For me, I can quickly answer questions that an interviewer asks me because I’m very creative, so it takes me no time to imagine a great answer. Also I’m an Intuitive so that helps a lot too.
Hi, Kelly. I have another tip: you don’t actually have to answer questions immediately. When we are feeling pressured, the time it takes us to think before answering may seem really long to us, but much shorter to the interviewer. You can test this out with a friend, taking turns pausing before answering and then sharing whether you thought the pause was uncomfortably long or not. And if you feel uncomfortable with the silence, you can say, Interesting question! or I hoped you would ask me that! or something else to fill up the space a bit. And you can also slow down the pace of your words, to make sure you don’t talk too fast out of nervousness.
Thanks Karen! I have definitely done this in interviews, but it makes me panic. I say something like, “Hm, let me think about that for a minute.” And then I pause to think and start to panic because I’m like OMG What if I can’t think of anything to say!!! So whenever I use that tactic, I usually end up sounding more nervous and giving a lame answer. But that’s just my personal experience. 🙂 HSPs often don’t perform really well under pressure, with someone watching them!
Hi Karen, I’m presently Looking for a job and I had 2 interviews. I was nervous and felt analysed like a bug under a microscope ! I then spent two days reviewing the scene in my head and saying to myself ” why didn’t I say this or that Instead ”
Finally, i wrote down all the questions that embarrassed me, took the time to think of an answer, wrote it and rehersed it. In other words, I’m getting prepared for the next one. Being a hsp, I need time to think and this way, most of the thinking will be done In advance, lowering the pressure. I look forward putting this tip to the test in my next interview.
Sylvie, thanks for sharing! How smart! I turn things over and over in my head, too, thinking about what I could have done differently. How wise of you to take control and turn it into something positive. I would prepare a lot before interviews, but of course, you still don’t know all the questions they will ask. Actually–you know what? you just made me think of something I want to add to this post….brb!
This is totally me! I feel really uncomfortable during interviews, and I can never think of answers fast enough without sounding stupid.

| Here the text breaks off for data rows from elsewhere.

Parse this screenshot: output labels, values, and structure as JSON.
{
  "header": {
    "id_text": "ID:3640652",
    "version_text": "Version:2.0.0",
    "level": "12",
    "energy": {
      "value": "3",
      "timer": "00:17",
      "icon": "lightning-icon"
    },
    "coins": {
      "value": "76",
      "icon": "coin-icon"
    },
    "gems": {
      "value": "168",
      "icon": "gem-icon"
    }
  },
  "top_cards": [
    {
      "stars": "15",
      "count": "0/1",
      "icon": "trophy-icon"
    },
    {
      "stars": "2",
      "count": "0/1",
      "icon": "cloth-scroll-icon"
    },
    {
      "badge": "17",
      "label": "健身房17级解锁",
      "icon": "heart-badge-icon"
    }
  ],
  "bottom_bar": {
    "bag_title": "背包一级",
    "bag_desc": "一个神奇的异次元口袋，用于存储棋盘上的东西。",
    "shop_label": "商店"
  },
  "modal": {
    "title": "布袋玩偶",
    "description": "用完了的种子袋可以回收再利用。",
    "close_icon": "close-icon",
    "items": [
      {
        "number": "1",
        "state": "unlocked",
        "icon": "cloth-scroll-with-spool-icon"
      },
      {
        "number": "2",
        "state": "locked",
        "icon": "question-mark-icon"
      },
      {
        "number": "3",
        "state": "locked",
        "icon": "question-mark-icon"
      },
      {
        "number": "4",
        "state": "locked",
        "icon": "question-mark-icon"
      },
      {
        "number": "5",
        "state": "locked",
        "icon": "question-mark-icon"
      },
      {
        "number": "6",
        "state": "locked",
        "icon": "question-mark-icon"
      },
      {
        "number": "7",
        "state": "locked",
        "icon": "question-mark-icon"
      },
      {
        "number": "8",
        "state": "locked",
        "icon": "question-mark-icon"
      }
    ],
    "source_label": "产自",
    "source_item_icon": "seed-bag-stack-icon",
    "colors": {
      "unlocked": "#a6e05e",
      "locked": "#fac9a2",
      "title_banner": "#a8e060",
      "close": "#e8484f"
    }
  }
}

I know I’m a really good employee, but job interviews never show that.
I’ve done a lot of job interviews recently, and finally got hired. In addition to the tips you mentioned, I’ve also found that interviewers tend to focus on two different things:
1. Are you qualified for the job?
2. Do I like you enough to work with you?
When it comes down to it, there are always a lot of well-qualified applicants for any job. The job I got was entry-level, so there was definitely a lot of competition. So what sets you apart from all of the competition? Employers often hire who they like best out of the pool of qualified applicants. So in addition to showing them how qualified you are, talk a little bit about yourself. Tell them about your personality, likes and dislikes, where you’re from, hobbies, and anything else that seems relevant. Often you will find common ground with the interviewer, which makes them seem less intimidating. It’ll also tell the interviewer if you’re somebody that they would enjoy working with.
Can you research about these topic “How to deal with controlling people/manipulator type personalities”. It will be very heplful as an HSP because we like it or not we will somehow deal with them one day.
Hi Kelly, I have just discovered your pod. Thank you so much for sharing! I have been thinking sometimes whether it is a drawback to say at the interview that you have characteristics of a HSP? I feel like bosses are in general frightened of dealing with emotions, but I also experience that I have to control this side of me. Do you have any ideas how to formulate this at the interview?
Hi, thanks for the comment! I would not mention it in an interview. There’s too big of a chance it could hurt you rather than help. Of course it depends on the job and environment. I write a little more about it here: http://highlysensitiveperson.net/telling-people-you-are-hsp/